you CAN override the basic mechanism, and install a regular opengl
driver (well… if your card manufacturer supplies one), but that also
means that most of the new UI features in vista will be lost.
I could care less about those, but there was hope finally, that
windows would look pretty
Can’t Windows run applications in parallel? I once had Max running in OpenGl mode and some other application running DirectX, next to it (some Renderware DFF viewer).
Both worked without problems next to each other. The new Windows-GUI (Vista?) represents just such another application which uses Direct3D, while other applications can still tun in parallel using another standard (OpenGL).
Afaik most 3d cards come with both a Direct3d and an OpenGL driver, so this would practically always work (unless you have a very cheap card that does not ship, or is not compatible with, any freely available OpenGL driver, in which case you probably don’t even have any use for OpenGL in the first place?)
For me it sounds like: If you want OpenGL under Vista you have to pay for it by purchasing a card that has suitable OpenGL drivers. But for professional, OpenGL highperformance this has always been the case anyway (at least under Windows)
Or is this too naive a view of affairs?
For me it sounds like: If you want OpenGL under Vista you have to pay for
it by purchasing a crad that has suitable OpenGL drivers. <<
It isn’t that simple in this case. There are some issues with the way the
drivers share the hardware with DirectX. The built in driver will be
limited to version 1.4 support, and custom drivers may require certain
features to be disabled. It looks like if you want the new Aeroglass
composited interface to be active, you would need your driver layered atop
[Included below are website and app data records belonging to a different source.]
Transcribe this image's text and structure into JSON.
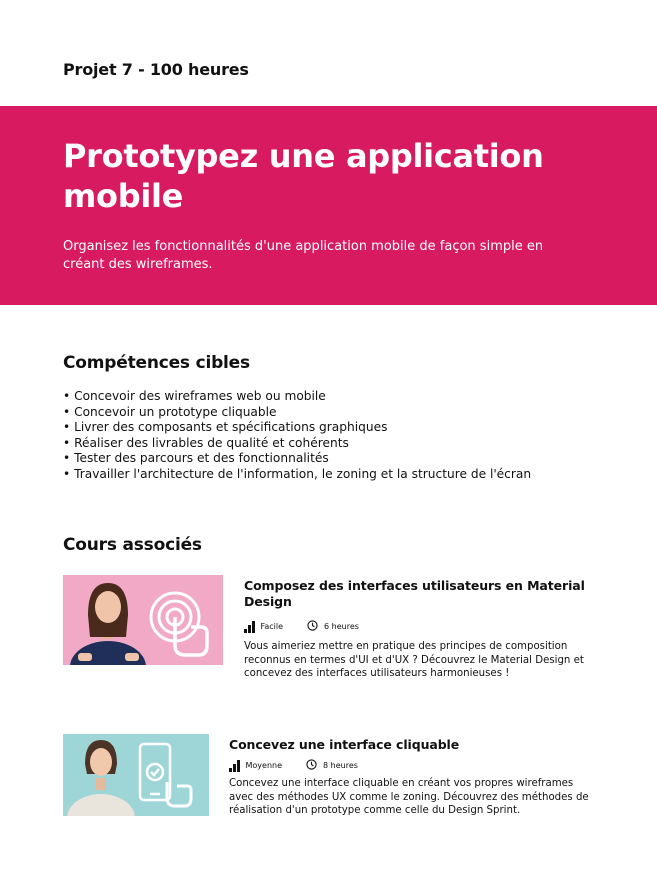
{
  "project_label": "Projet 7 - 100 heures",
  "hero": {
    "title": "Prototypez une application mobile",
    "description": "Organisez les fonctionnalités d'une application mobile de façon simple en créant des wireframes.",
    "background_color": "#D81B60"
  },
  "skills": {
    "heading": "Compétences cibles",
    "items": [
      "Concevoir des wireframes web ou mobile",
      "Concevoir un prototype cliquable",
      "Livrer des composants et spécifications graphiques",
      "Réaliser des livrables de qualité et cohérents",
      "Tester des parcours et des fonctionnalités",
      "Travailler l'architecture de l'information, le zoning et la structure de l'écran"
    ]
  },
  "courses": {
    "heading": "Cours associés",
    "items": [
      {
        "title": "Composez des interfaces utilisateurs en Material Design",
        "difficulty": "Facile",
        "duration": "6 heures",
        "description": "Vous aimeriez mettre en pratique des principes de composition reconnus en termes d'UI et d'UX ? Découvrez le Material Design et concevez des interfaces utilisateurs harmonieuses !",
        "thumb_color": "#F2A9C6",
        "thumb_icon": "touch-click-icon"
      },
      {
        "title": "Concevez une interface cliquable",
        "difficulty": "Moyenne",
        "duration": "8 heures",
        "description": "Concevez une interface cliquable en créant vos propres wireframes avec des méthodes UX comme le zoning. Découvrez des méthodes de réalisation d'un prototype comme celle du Design Sprint.",
        "thumb_color": "#9ED6D8",
        "thumb_icon": "phone-tap-icon"
      }
    ]
  }
}
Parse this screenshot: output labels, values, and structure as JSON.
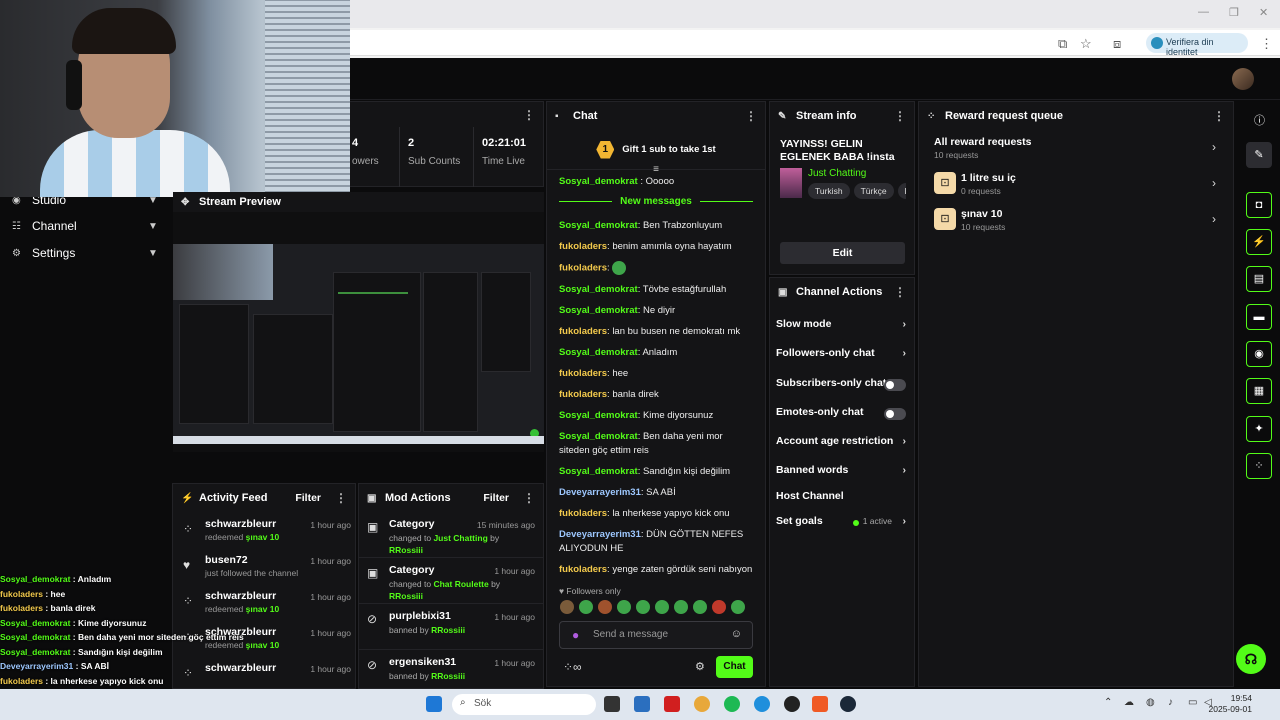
{
  "browser": {
    "verify_label": "Verifiera din identitet",
    "minimize": "—",
    "restore": "❐",
    "close": "✕"
  },
  "stats": [
    {
      "value": "4",
      "label": "owers"
    },
    {
      "value": "2",
      "label": "Sub Counts"
    },
    {
      "value": "02:21:01",
      "label": "Time Live"
    }
  ],
  "nav": [
    {
      "label": "Studio"
    },
    {
      "label": "Channel"
    },
    {
      "label": "Settings"
    }
  ],
  "preview": {
    "title": "Stream Preview"
  },
  "activity": {
    "title": "Activity Feed",
    "filter": "Filter",
    "rows": [
      {
        "name": "schwarzbleurr",
        "sub": "redeemed",
        "reward": "şınav 10",
        "time": "1 hour ago",
        "icon": "reward-icon"
      },
      {
        "name": "busen72",
        "sub": "just followed the channel",
        "reward": "",
        "time": "1 hour ago",
        "icon": "heart-icon"
      },
      {
        "name": "schwarzbleurr",
        "sub": "redeemed",
        "reward": "şınav 10",
        "time": "1 hour ago",
        "icon": "reward-icon"
      },
      {
        "name": "schwarzbleurr",
        "sub": "redeemed",
        "reward": "şınav 10",
        "time": "1 hour ago",
        "icon": "reward-icon"
      },
      {
        "name": "schwarzbleurr",
        "sub": "",
        "reward": "",
        "time": "1 hour ago",
        "icon": "reward-icon"
      }
    ]
  },
  "mod": {
    "title": "Mod Actions",
    "filter": "Filter",
    "rows": [
      {
        "name": "Category",
        "line1": "changed to",
        "hl": "Just Chatting",
        "line2": "by",
        "by": "RRossiii",
        "time": "15 minutes ago"
      },
      {
        "name": "Category",
        "line1": "changed to",
        "hl": "Chat Roulette",
        "line2": "by",
        "by": "RRossiii",
        "time": "1 hour ago"
      },
      {
        "name": "purplebixi31",
        "line1": "banned by",
        "hl": "RRossiii",
        "line2": "",
        "by": "",
        "time": "1 hour ago"
      },
      {
        "name": "ergensiken31",
        "line1": "banned by",
        "hl": "RRossiii",
        "line2": "",
        "by": "",
        "time": "1 hour ago"
      }
    ]
  },
  "overlay_chat": [
    {
      "user": "Sosyal_demokrat",
      "msg": " : Anladım",
      "color": "#53fc18"
    },
    {
      "user": "fukoladers",
      "msg": " : hee",
      "color": "#f2c94c"
    },
    {
      "user": "fukoladers",
      "msg": " : banla direk",
      "color": "#f2c94c"
    },
    {
      "user": "Sosyal_demokrat",
      "msg": " : Kime diyorsunuz",
      "color": "#53fc18"
    },
    {
      "user": "Sosyal_demokrat",
      "msg": " : Ben daha yeni mor siteden göç ettim reis",
      "color": "#53fc18"
    },
    {
      "user": "Sosyal_demokrat",
      "msg": " : Sandığın kişi değilim",
      "color": "#53fc18"
    },
    {
      "user": "Deveyarrayerim31",
      "msg": " : SA ABİ",
      "color": "#9ec8ff"
    },
    {
      "user": "fukoladers",
      "msg": " : la nherkese yapıyo kick onu",
      "color": "#f2c94c"
    },
    {
      "user": "Deveyarrayerim31",
      "msg": " : DÜN GÖTTEN NEFES ALIYODUN HE",
      "color": "#9ec8ff"
    },
    {
      "user": "fukoladers",
      "msg": " : yenge zaten gördük seni nabıyon",
      "color": "#f2c94c"
    }
  ],
  "chat": {
    "title": "Chat",
    "gift": "Gift 1 sub to take 1st",
    "gift_num": "1",
    "new_messages": "New messages",
    "first": {
      "user": "Sosyal_demokrat",
      "msg": ": Ooooo"
    },
    "messages": [
      {
        "user": "Sosyal_demokrat",
        "msg": ": Ben Trabzonluyum",
        "cls": "u1"
      },
      {
        "user": "fukoladers",
        "msg": ": benim amımla oyna hayatım",
        "cls": "u2"
      },
      {
        "user": "fukoladers",
        "msg": ":",
        "cls": "u2",
        "emoji": true
      },
      {
        "user": "Sosyal_demokrat",
        "msg": ": Tövbe estağfurullah",
        "cls": "u1"
      },
      {
        "user": "Sosyal_demokrat",
        "msg": ": Ne diyir",
        "cls": "u1"
      },
      {
        "user": "fukoladers",
        "msg": ": lan bu busen ne demokratı mk",
        "cls": "u2"
      },
      {
        "user": "Sosyal_demokrat",
        "msg": ": Anladım",
        "cls": "u1"
      },
      {
        "user": "fukoladers",
        "msg": ": hee",
        "cls": "u2"
      },
      {
        "user": "fukoladers",
        "msg": ": banla direk",
        "cls": "u2"
      },
      {
        "user": "Sosyal_demokrat",
        "msg": ": Kime diyorsunuz",
        "cls": "u1"
      },
      {
        "user": "Sosyal_demokrat",
        "msg": ": Ben daha yeni mor siteden göç ettim reis",
        "cls": "u1"
      },
      {
        "user": "Sosyal_demokrat",
        "msg": ": Sandığın kişi değilim",
        "cls": "u1"
      },
      {
        "user": "Deveyarrayerim31",
        "msg": ": SA ABİ",
        "cls": "u3"
      },
      {
        "user": "fukoladers",
        "msg": ": la nherkese yapıyo kick onu",
        "cls": "u2"
      },
      {
        "user": "Deveyarrayerim31",
        "msg": ": DÜN GÖTTEN NEFES ALIYODUN HE",
        "cls": "u3"
      },
      {
        "user": "fukoladers",
        "msg": ": yenge zaten gördük seni nabıyon",
        "cls": "u2"
      }
    ],
    "followers_only": "Followers only",
    "placeholder": "Send a message",
    "send": "Chat"
  },
  "stream_info": {
    "title": "Stream info",
    "stream_title": "YAYINSS! GELIN EGLENEK BABA !insta !watchtime !...",
    "category": "Just Chatting",
    "tags": [
      "Turkish",
      "Türkçe",
      "R"
    ],
    "edit": "Edit"
  },
  "channel_actions": {
    "title": "Channel Actions",
    "items": [
      {
        "label": "Slow mode",
        "kind": "chevron"
      },
      {
        "label": "Followers-only chat",
        "kind": "chevron"
      },
      {
        "label": "Subscribers-only chat",
        "kind": "toggle"
      },
      {
        "label": "Emotes-only chat",
        "kind": "toggle"
      },
      {
        "label": "Account age restriction",
        "kind": "chevron"
      },
      {
        "label": "Banned words",
        "kind": "chevron"
      },
      {
        "label": "Host Channel",
        "kind": "none"
      },
      {
        "label": "Set goals",
        "kind": "chevron",
        "extra": "1 active"
      }
    ]
  },
  "rewards": {
    "title": "Reward request queue",
    "all": {
      "name": "All reward requests",
      "count": "10 requests"
    },
    "items": [
      {
        "name": "1 litre su iç",
        "count": "0 requests"
      },
      {
        "name": "şınav 10",
        "count": "10 requests"
      }
    ]
  },
  "taskbar": {
    "search": "Sök",
    "time": "19:54",
    "date": "2025-09-01"
  },
  "colors": {
    "accent": "#53fc18",
    "panel": "#141416",
    "bg": "#0b0b0c"
  }
}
If you are interested in this subject, take a look through the rather
lengthy thread Laszlo linked to. Be warned, it contains more microsoft
bashing than actual facts about the issue. Once you get through the FUD,
there is some useful data here. For the most part, it still sounds like a
“wait and see” situation.
hmm, I guess “rather lenghty” doesn’t quite cut it
Ah well, I want to get work done. And if that means not having a shiny desktop in favour of proper OpenGL so be it. I can live with that (I still use the Windows2000 theme on my WinXP machine
And who knows what Nvidia or ATI are oming up with.